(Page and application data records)
*** Block opens ***
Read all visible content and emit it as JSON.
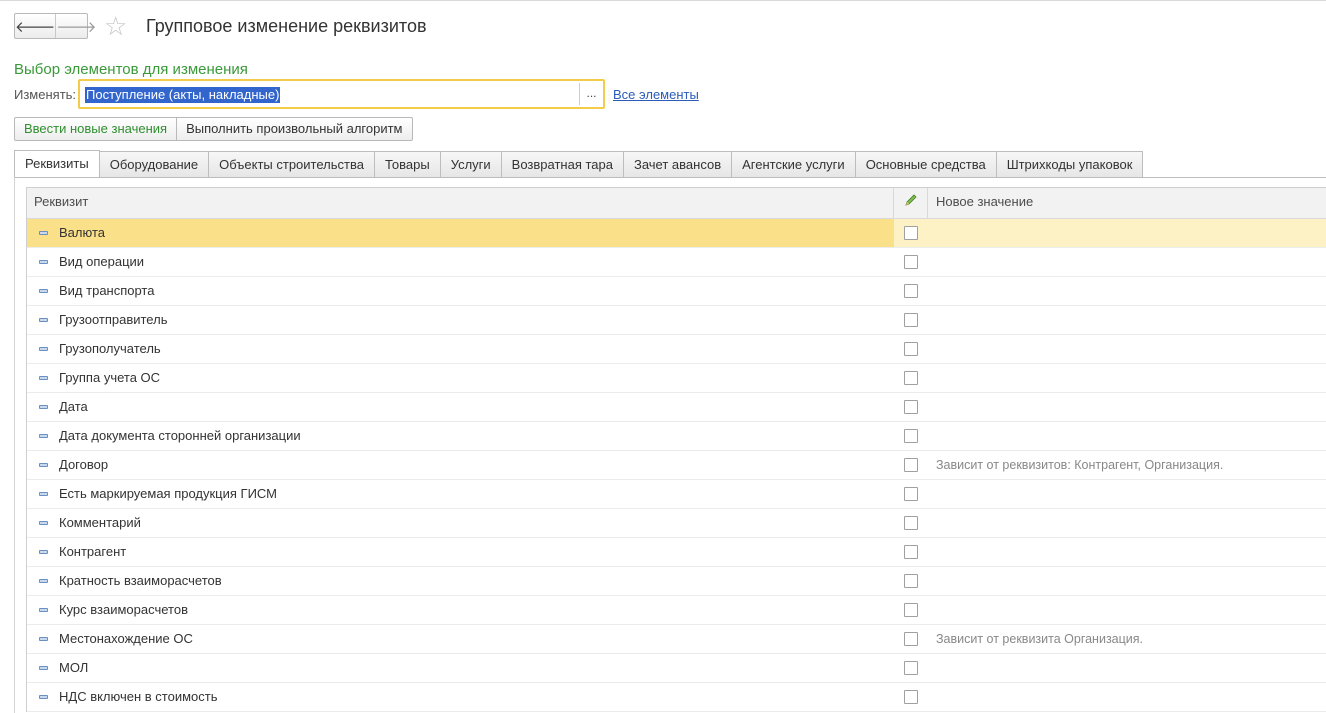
{
  "nav": {
    "back_glyph": "🡐",
    "forward_glyph": "🡒",
    "star_glyph": "☆"
  },
  "window": {
    "title": "Групповое изменение реквизитов"
  },
  "selection": {
    "section_title": "Выбор элементов для изменения",
    "change_label": "Изменять:",
    "change_value": "Поступление (акты, накладные)",
    "dots": "...",
    "all_elements_link": "Все элементы"
  },
  "actions": {
    "enter_new_values": "Ввести новые значения",
    "run_algorithm": "Выполнить произвольный алгоритм"
  },
  "tabs": [
    "Реквизиты",
    "Оборудование",
    "Объекты строительства",
    "Товары",
    "Услуги",
    "Возвратная тара",
    "Зачет авансов",
    "Агентские услуги",
    "Основные средства",
    "Штрихкоды упаковок"
  ],
  "table": {
    "headers": {
      "attribute": "Реквизит",
      "new_value": "Новое значение"
    },
    "rows": [
      {
        "name": "Валюта",
        "note": ""
      },
      {
        "name": "Вид операции",
        "note": ""
      },
      {
        "name": "Вид транспорта",
        "note": ""
      },
      {
        "name": "Грузоотправитель",
        "note": ""
      },
      {
        "name": "Грузополучатель",
        "note": ""
      },
      {
        "name": "Группа учета ОС",
        "note": ""
      },
      {
        "name": "Дата",
        "note": ""
      },
      {
        "name": "Дата документа сторонней организации",
        "note": ""
      },
      {
        "name": "Договор",
        "note": "Зависит от реквизитов: Контрагент, Организация."
      },
      {
        "name": "Есть маркируемая продукция ГИСМ",
        "note": ""
      },
      {
        "name": "Комментарий",
        "note": ""
      },
      {
        "name": "Контрагент",
        "note": ""
      },
      {
        "name": "Кратность взаиморасчетов",
        "note": ""
      },
      {
        "name": "Курс взаиморасчетов",
        "note": ""
      },
      {
        "name": "Местонахождение ОС",
        "note": "Зависит от реквизита Организация."
      },
      {
        "name": "МОЛ",
        "note": ""
      },
      {
        "name": "НДС включен в стоимость",
        "note": ""
      }
    ]
  }
}
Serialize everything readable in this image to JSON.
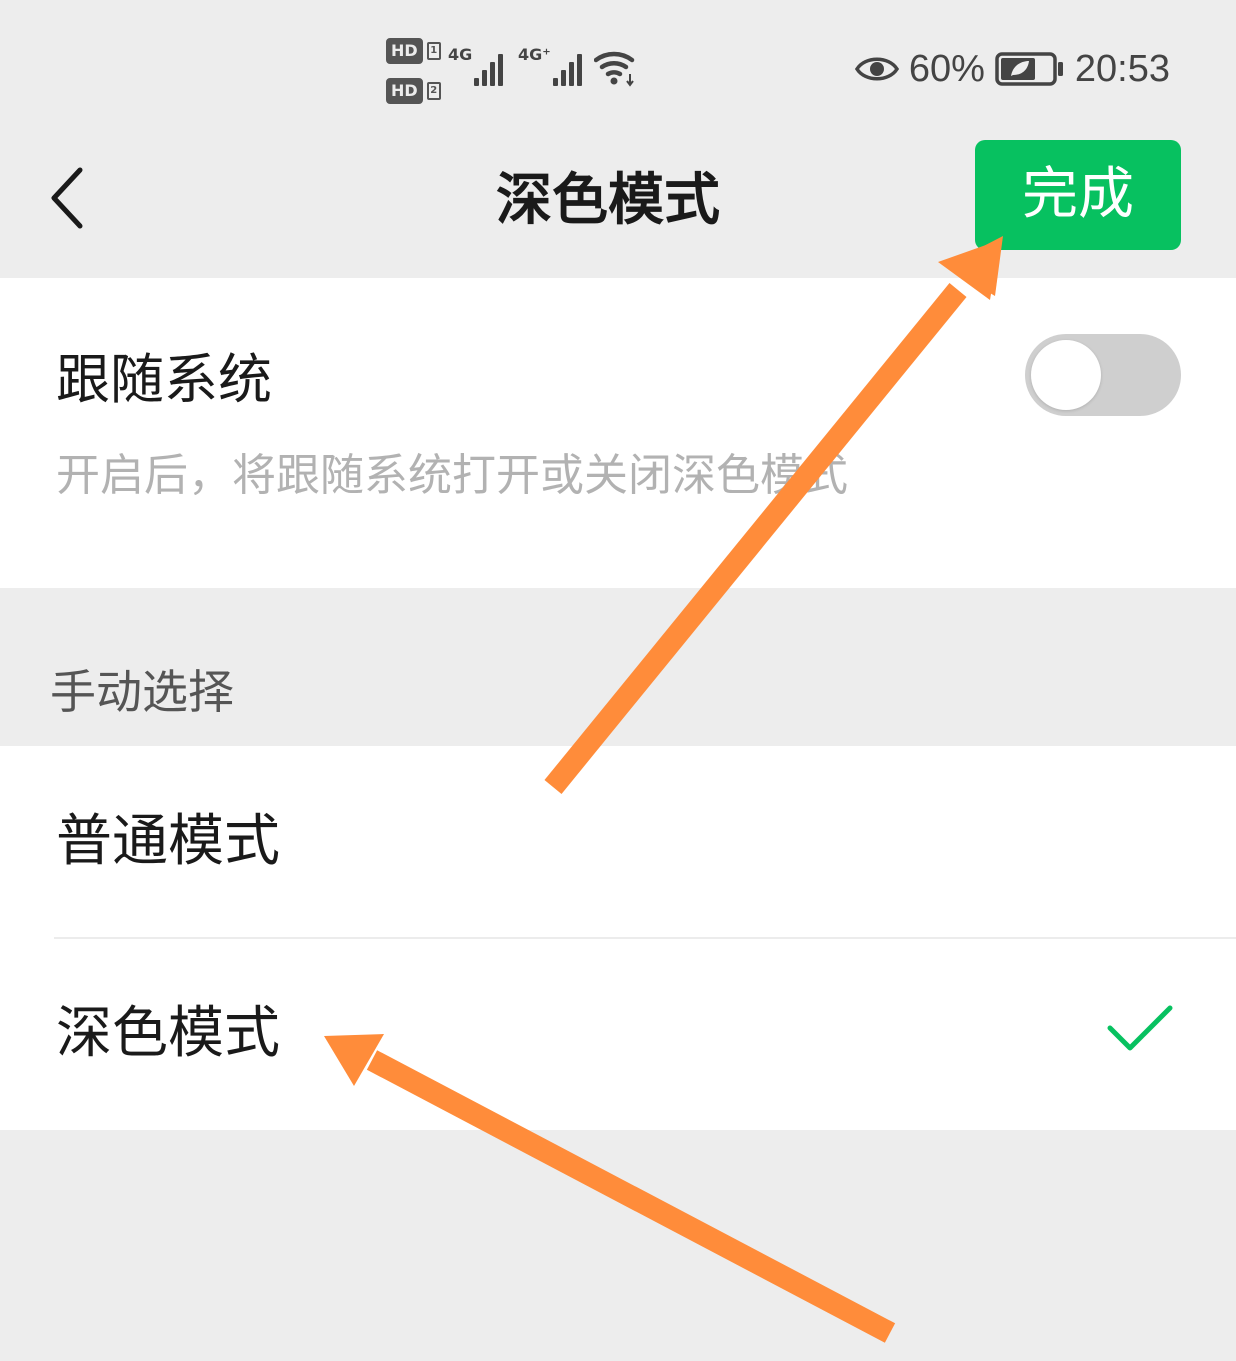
{
  "status_bar": {
    "sim1_badge": "HD",
    "sim1_no": "1",
    "sim2_badge": "HD",
    "sim2_no": "2",
    "network1": "4G",
    "network2": "4G⁺",
    "battery_percent": "60%",
    "time": "20:53",
    "icons": [
      "eye-icon",
      "wifi-icon",
      "battery-icon"
    ]
  },
  "nav": {
    "title": "深色模式",
    "done_label": "完成",
    "back_icon": "chevron-left-icon"
  },
  "follow_system": {
    "title": "跟随系统",
    "description": "开启后，将跟随系统打开或关闭深色模式",
    "enabled": false
  },
  "manual": {
    "header": "手动选择",
    "options": [
      {
        "label": "普通模式",
        "selected": false
      },
      {
        "label": "深色模式",
        "selected": true
      }
    ]
  },
  "colors": {
    "accent": "#07c160",
    "annotation_arrow": "#ff8c3a",
    "background": "#ededed",
    "card": "#ffffff"
  }
}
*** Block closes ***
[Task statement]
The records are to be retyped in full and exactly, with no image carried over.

[Solution for this exercise]
Read all visible content and emit it as JSON.
{
  "nav": {
    "back_glyph": "🡐",
    "forward_glyph": "🡒",
    "star_glyph": "☆"
  },
  "window": {
    "title": "Групповое изменение реквизитов"
  },
  "selection": {
    "section_title": "Выбор элементов для изменения",
    "change_label": "Изменять:",
    "change_value": "Поступление (акты, накладные)",
    "dots": "...",
    "all_elements_link": "Все элементы"
  },
  "actions": {
    "enter_new_values": "Ввести новые значения",
    "run_algorithm": "Выполнить произвольный алгоритм"
  },
  "tabs": [
    "Реквизиты",
    "Оборудование",
    "Объекты строительства",
    "Товары",
    "Услуги",
    "Возвратная тара",
    "Зачет авансов",
    "Агентские услуги",
    "Основные средства",
    "Штрихкоды упаковок"
  ],
  "table": {
    "headers": {
      "attribute": "Реквизит",
      "new_value": "Новое значение"
    },
    "rows": [
      {
        "name": "Валюта",
        "note": ""
      },
      {
        "name": "Вид операции",
        "note": ""
      },
      {
        "name": "Вид транспорта",
        "note": ""
      },
      {
        "name": "Грузоотправитель",
        "note": ""
      },
      {
        "name": "Грузополучатель",
        "note": ""
      },
      {
        "name": "Группа учета ОС",
        "note": ""
      },
      {
        "name": "Дата",
        "note": ""
      },
      {
        "name": "Дата документа сторонней организации",
        "note": ""
      },
      {
        "name": "Договор",
        "note": "Зависит от реквизитов: Контрагент, Организация."
      },
      {
        "name": "Есть маркируемая продукция ГИСМ",
        "note": ""
      },
      {
        "name": "Комментарий",
        "note": ""
      },
      {
        "name": "Контрагент",
        "note": ""
      },
      {
        "name": "Кратность взаиморасчетов",
        "note": ""
      },
      {
        "name": "Курс взаиморасчетов",
        "note": ""
      },
      {
        "name": "Местонахождение ОС",
        "note": "Зависит от реквизита Организация."
      },
      {
        "name": "МОЛ",
        "note": ""
      },
      {
        "name": "НДС включен в стоимость",
        "note": ""
      }
    ]
  }
}
Serialize everything readable in this image to JSON.
{
  "status_bar": {
    "sim1_badge": "HD",
    "sim1_no": "1",
    "sim2_badge": "HD",
    "sim2_no": "2",
    "network1": "4G",
    "network2": "4G⁺",
    "battery_percent": "60%",
    "time": "20:53",
    "icons": [
      "eye-icon",
      "wifi-icon",
      "battery-icon"
    ]
  },
  "nav": {
    "title": "深色模式",
    "done_label": "完成",
    "back_icon": "chevron-left-icon"
  },
  "follow_system": {
    "title": "跟随系统",
    "description": "开启后，将跟随系统打开或关闭深色模式",
    "enabled": false
  },
  "manual": {
    "header": "手动选择",
    "options": [
      {
        "label": "普通模式",
        "selected": false
      },
      {
        "label": "深色模式",
        "selected": true
      }
    ]
  },
  "colors": {
    "accent": "#07c160",
    "annotation_arrow": "#ff8c3a",
    "background": "#ededed",
    "card": "#ffffff"
  }
}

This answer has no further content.